### Exercise objective
Only a number is wanted: how many lines of the entries include the string "screenshot"?

(Component data from apps and pages)
+ + +
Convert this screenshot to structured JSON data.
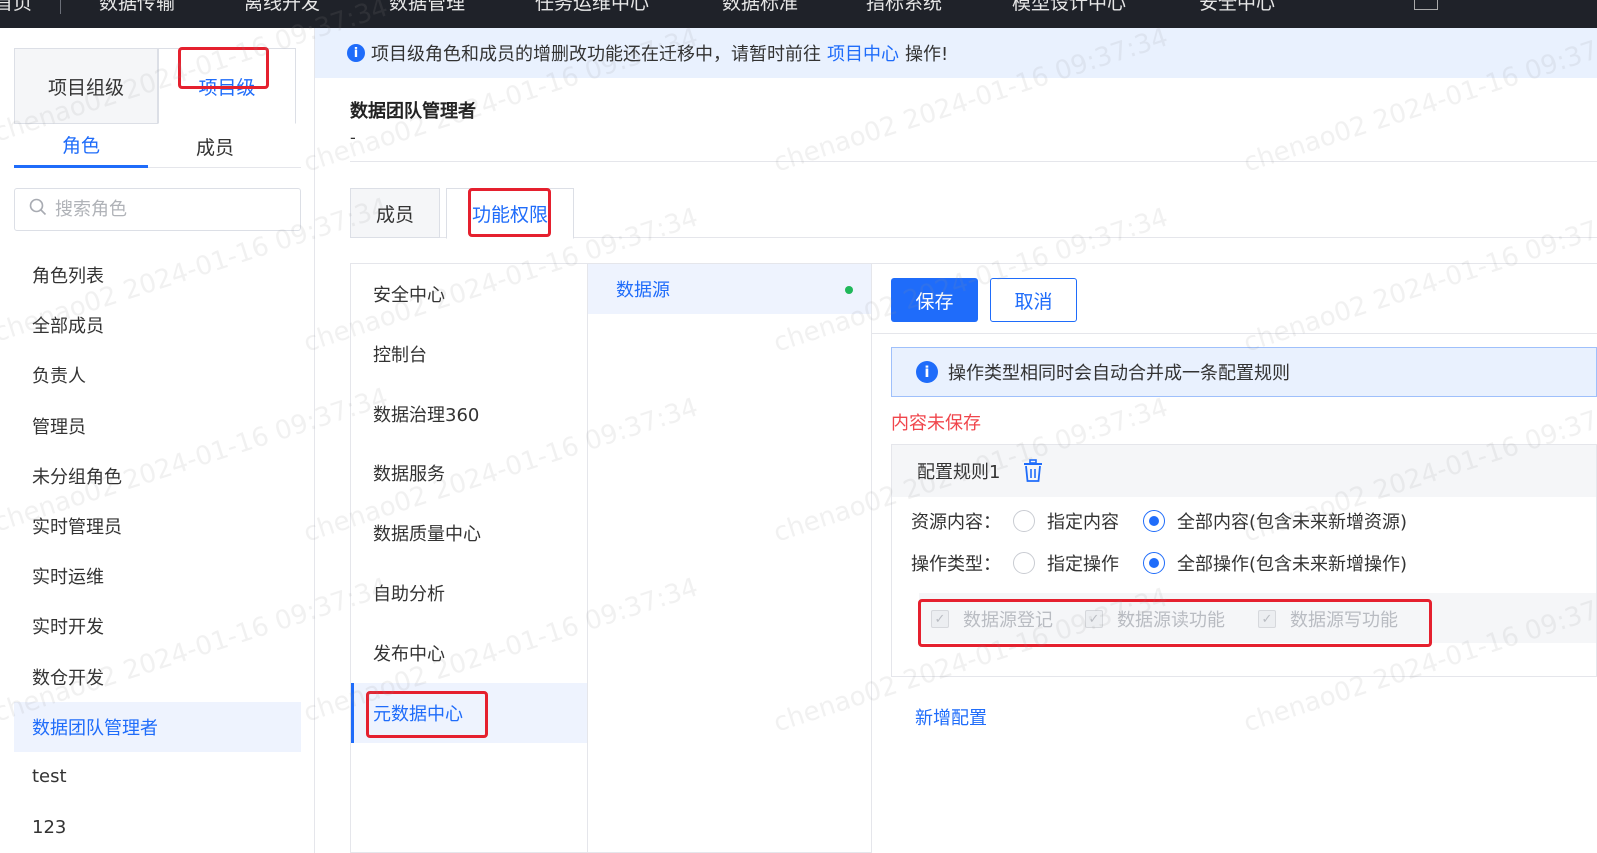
{
  "top_nav": {
    "items": [
      "首页",
      "数据传输",
      "离线开发",
      "数据管理",
      "任务运维中心",
      "数据标准",
      "指标系统",
      "模型设计中心",
      "安全中心",
      "···"
    ]
  },
  "sidebar": {
    "level_tabs": {
      "group": "项目组级",
      "project": "项目级"
    },
    "sub_tabs": {
      "role": "角色",
      "member": "成员"
    },
    "search_placeholder": "搜索角色",
    "roles": [
      "角色列表",
      "全部成员",
      "负责人",
      "管理员",
      "未分组角色",
      "实时管理员",
      "实时运维",
      "实时开发",
      "数仓开发",
      "数据团队管理者",
      "test",
      "123"
    ],
    "active_role": "数据团队管理者"
  },
  "banner": {
    "prefix": "项目级角色和成员的增删改功能还在迁移中，请暂时前往",
    "link": "项目中心",
    "suffix": "操作!"
  },
  "role_header": {
    "title": "数据团队管理者",
    "description": "-"
  },
  "detail_tabs": {
    "members": "成员",
    "permissions": "功能权限"
  },
  "modules": [
    "安全中心",
    "控制台",
    "数据治理360",
    "数据服务",
    "数据质量中心",
    "自助分析",
    "发布中心",
    "元数据中心"
  ],
  "active_module": "元数据中心",
  "resources": [
    "数据源"
  ],
  "config": {
    "save_label": "保存",
    "cancel_label": "取消",
    "tip": "操作类型相同时会自动合并成一条配置规则",
    "unsaved": "内容未保存",
    "rule_title": "配置规则1",
    "resource_label": "资源内容：",
    "resource_options": [
      "指定内容",
      "全部内容(包含未来新增资源)"
    ],
    "resource_selected": 1,
    "operation_label": "操作类型：",
    "operation_options": [
      "指定操作",
      "全部操作(包含未来新增操作)"
    ],
    "operation_selected": 1,
    "permissions": [
      "数据源登记",
      "数据源读功能",
      "数据源写功能"
    ],
    "add_label": "新增配置"
  },
  "colors": {
    "primary": "#1f6cfa",
    "highlight": "#e5202e",
    "warning": "#f0454b",
    "success": "#20b85a"
  },
  "watermark": "chenao02 2024-01-16 09:37:34"
}
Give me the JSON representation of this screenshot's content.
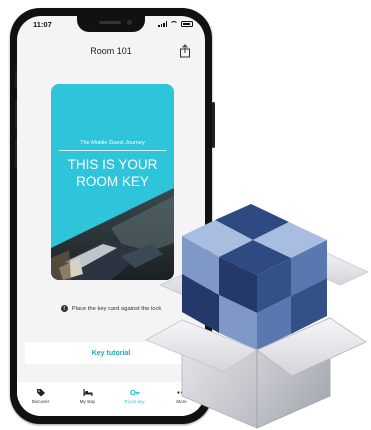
{
  "status_bar": {
    "time": "11:07"
  },
  "header": {
    "title": "Room 101",
    "share_icon": "share-icon"
  },
  "key_card": {
    "subtitle": "The Mobile Guest Journey",
    "headline_line1": "THIS IS YOUR",
    "headline_line2": "ROOM KEY",
    "color": "#2ec4d9"
  },
  "hint": {
    "icon": "info-icon",
    "text": "Place the key card against the lock"
  },
  "tutorial_button": {
    "label": "Key tutorial",
    "color": "#1aa8c8"
  },
  "tabbar": {
    "items": [
      {
        "label": "Discover",
        "icon": "tag-icon",
        "active": false
      },
      {
        "label": "My stay",
        "icon": "bed-icon",
        "active": false
      },
      {
        "label": "Room key",
        "icon": "key-icon",
        "active": true
      },
      {
        "label": "More",
        "icon": "more-icon",
        "active": false
      }
    ],
    "accent": "#2ec4d9"
  },
  "overlay": {
    "icon": "software-box-icon"
  }
}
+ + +
### Exercise solution
2